These are my notes from lecture 18 in Harvard’s BCMP 200: Molecular Biology course, delivered by Timur Yusufzai on October 24, 2014.
Intro to transcription factors
In vitro, a combination of RNA polymerase, a DNA template, NTPs, and Mg2+ is sufficient to cause transcription to start at arbitrary sites. So how is transcription started specifically at promoters in cells? Fractionation experiments showed that specific transcription requires a series of transcription factors named “transcription factor [for RNA polymerase] II” - such as TFIIB, TFIID, TFIIE, and so on, pronounced “TF two B”, etc. [Sawadogo & Roeder 1985]. These are huge complexes (1.5 MDa), even larger than RNA pol II itself (0.5 MDa). These complexes must recognie a promoter sequence, recruit RNA pol II, unwind DNA to load RNA pol II, and then cause RNA pol II to start transcribing.
You can remember the functions of the TF complexes based on the first initial of what they do, as follows:
- TFIID: DNA-binding
- TFIIH(K): Helicase / Kinase
- TFIIF: Facilitates RNA pol II loading
- TFIIE: Entry onto DNA
- TFIIA: Activator, or Anti-repressor
- TFIIB: Bridges TFIID and pol II
Some facts about how they work
TFIIB can bind DNA upstream or downstream of the 90° bend.
TFIIB and TFIIA help stabilize the binding of TBP to DNA.
TFIIH is a helicase of 0.5 MDa [Gibbons 2012] which helps recruit RNA pol II.
TFIIE and TFIIH create a transcription “bubble” of unwound DNA.
A non-hydrolyzable ATP analogue, AMP-PNP, prevents transcription initiation and elongation. Thus, ATP is required for those things. Three separate activities require ATP: helicase, kinase and polymerase activity.
In mammals, RNA pol II contains a C-terminal domain with 52 repeats of the sequence YSPTSPS. S2 and S5 are phosphorylatable. Their phosphorylation is invovled in elongation. This was first characterized in [Meinhart & Cramer 2004] and was the subject of BBS 230 week 05 [Kwon 2013].
The structure of the pre-initiation complex (PIC) is a subject of controversy between two famous scientists, Eva Nogales [He 2013] and Roger Kornberg [Murakami 2013]. Nogales visualized the process of transcription initiation via cryo-electron microscopy (cryo-EM) of the pre-initiation complex (PIC) [He 2013] as shown in this video:

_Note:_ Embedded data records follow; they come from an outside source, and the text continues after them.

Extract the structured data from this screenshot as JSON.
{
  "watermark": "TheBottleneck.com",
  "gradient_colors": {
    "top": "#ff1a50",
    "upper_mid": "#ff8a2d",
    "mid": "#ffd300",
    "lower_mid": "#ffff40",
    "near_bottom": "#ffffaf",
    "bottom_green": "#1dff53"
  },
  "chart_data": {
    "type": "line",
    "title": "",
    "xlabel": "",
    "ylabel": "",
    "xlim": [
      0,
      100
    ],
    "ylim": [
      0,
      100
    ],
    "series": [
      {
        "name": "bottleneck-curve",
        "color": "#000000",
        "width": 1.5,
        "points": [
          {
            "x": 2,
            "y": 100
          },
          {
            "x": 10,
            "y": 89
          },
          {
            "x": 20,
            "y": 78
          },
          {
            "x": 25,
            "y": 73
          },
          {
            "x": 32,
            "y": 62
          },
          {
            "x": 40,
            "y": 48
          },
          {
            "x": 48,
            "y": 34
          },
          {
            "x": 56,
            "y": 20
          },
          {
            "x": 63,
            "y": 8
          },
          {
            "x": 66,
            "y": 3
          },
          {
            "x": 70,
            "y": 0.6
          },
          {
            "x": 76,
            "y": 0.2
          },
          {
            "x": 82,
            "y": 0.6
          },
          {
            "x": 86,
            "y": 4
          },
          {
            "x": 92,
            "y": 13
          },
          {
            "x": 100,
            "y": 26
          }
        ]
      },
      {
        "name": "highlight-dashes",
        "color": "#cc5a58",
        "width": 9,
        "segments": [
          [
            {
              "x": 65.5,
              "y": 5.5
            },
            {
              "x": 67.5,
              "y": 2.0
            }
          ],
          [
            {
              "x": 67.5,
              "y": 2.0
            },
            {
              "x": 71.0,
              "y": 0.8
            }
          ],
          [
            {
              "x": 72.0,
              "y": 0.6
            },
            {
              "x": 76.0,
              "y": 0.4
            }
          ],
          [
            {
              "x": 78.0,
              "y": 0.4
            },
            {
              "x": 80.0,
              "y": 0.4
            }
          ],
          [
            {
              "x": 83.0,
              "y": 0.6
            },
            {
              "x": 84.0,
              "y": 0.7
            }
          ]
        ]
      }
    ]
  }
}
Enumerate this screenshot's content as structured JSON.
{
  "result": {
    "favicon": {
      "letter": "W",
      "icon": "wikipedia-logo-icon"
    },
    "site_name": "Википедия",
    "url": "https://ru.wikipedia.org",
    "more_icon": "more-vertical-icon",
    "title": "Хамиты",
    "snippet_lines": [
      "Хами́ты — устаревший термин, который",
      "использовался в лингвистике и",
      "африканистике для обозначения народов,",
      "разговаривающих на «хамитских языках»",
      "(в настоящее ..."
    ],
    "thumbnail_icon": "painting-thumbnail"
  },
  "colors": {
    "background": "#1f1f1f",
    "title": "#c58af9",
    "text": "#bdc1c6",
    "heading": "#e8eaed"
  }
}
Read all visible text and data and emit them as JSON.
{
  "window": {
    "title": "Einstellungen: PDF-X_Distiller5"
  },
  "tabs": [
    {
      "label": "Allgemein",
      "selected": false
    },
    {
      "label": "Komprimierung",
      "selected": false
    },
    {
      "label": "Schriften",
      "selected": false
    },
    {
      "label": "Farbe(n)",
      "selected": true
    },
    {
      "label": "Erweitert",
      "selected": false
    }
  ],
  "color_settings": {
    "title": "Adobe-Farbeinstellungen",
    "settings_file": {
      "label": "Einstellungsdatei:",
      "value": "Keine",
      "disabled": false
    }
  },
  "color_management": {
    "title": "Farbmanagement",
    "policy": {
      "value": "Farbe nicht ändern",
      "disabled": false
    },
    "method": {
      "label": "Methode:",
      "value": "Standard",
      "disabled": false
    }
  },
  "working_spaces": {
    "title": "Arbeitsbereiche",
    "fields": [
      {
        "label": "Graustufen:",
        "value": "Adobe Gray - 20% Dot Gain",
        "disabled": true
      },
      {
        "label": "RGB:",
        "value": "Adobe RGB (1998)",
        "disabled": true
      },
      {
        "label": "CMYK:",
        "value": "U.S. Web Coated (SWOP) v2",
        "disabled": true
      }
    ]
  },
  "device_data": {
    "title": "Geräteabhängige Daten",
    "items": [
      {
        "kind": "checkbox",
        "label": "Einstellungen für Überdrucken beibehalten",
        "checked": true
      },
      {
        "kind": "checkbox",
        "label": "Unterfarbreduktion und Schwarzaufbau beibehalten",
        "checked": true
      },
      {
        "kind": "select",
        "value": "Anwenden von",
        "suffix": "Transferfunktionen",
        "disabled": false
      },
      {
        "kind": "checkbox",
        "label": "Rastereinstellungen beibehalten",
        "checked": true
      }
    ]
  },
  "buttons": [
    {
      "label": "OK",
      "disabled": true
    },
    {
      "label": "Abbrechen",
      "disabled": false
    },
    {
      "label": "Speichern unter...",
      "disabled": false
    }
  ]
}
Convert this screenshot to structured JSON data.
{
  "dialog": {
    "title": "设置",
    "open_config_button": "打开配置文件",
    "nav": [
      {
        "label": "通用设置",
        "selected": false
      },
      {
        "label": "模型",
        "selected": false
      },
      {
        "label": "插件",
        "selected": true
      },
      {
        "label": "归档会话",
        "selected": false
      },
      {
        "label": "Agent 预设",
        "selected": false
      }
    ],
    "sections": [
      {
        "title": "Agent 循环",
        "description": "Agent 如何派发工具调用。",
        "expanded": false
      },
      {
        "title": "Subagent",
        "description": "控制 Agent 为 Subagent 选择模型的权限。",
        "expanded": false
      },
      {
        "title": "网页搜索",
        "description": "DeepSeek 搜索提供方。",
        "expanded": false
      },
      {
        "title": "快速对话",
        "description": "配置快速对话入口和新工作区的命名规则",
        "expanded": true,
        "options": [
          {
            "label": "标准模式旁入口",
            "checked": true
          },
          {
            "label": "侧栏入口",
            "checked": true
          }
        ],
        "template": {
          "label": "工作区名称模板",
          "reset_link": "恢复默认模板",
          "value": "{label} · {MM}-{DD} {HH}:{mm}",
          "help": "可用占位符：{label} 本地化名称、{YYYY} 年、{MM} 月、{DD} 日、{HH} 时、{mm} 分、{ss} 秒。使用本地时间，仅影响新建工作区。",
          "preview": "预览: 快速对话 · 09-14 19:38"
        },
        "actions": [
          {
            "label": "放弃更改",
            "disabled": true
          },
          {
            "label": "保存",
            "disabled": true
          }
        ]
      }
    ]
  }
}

Kornberg used a combination of cryo-EM and cross-linking mass spec and did not make a video. The two groups’ structures differ considerably. We still don’t know which, if either, is correct.
Polymerase at promoters
The presence of RNA pol II at a promoter does not guarantee transcription. ChIP-seq has found RNA pol II, for instance, to be present at promoters of non-expressed genes, and also in non-promoter regions that do not act as transcription start sites [Adelman & Lis 2012]. The nomenclature for this is confusing. RNA pol II is said to be “paused” if there is a peak of RNA pol II bound at a transcription start site indicating it has piled up there, pausing. Thus,
- a “paused, expressed” gene is one with a pol II peak at the start site but some pol II signal throughout
- a “paused, non-expressed” gene is one with a pol II peak at the start site and no pol II signal elsewhere (and also no evidence for expression from RNA-seq)
- a “non-paused, expressed” gene is one with pol II signal evenly distributed throughout the gene, consistent with active transcription
- a “non-paused, non-expressed” gene is simply one with no pol II signal at all (and also no evidence for expression from RNA-seq)
Pausing usually occurs at early elongation, after initiation. Early elongation is a very tightly regulated step in gene expression.
Within the promoter, the core promoter is ±40bp from the transcription start site. DNA sequence in the core promoter is important for recruiting TFIID.
TBP is part of TFIID.
TFIID makes multiple contacts with DNA at the core promoter, including but not limited to the TATA box.
People still use DNAse I and hydroxyl radical footprinting to study TFIID [Cianfrocco 2013].
<25% of mammalian promoters have a consensus TATA box. Instead, most mammalian genes are transcribed starting from CpG islands with multiple start sites. This somehow relates to SAGA, a complex that Fred Winston studied - see commentary in [Timmers & Tora 2005]. CpGs at promoters must be unmethylated for transcription to occur.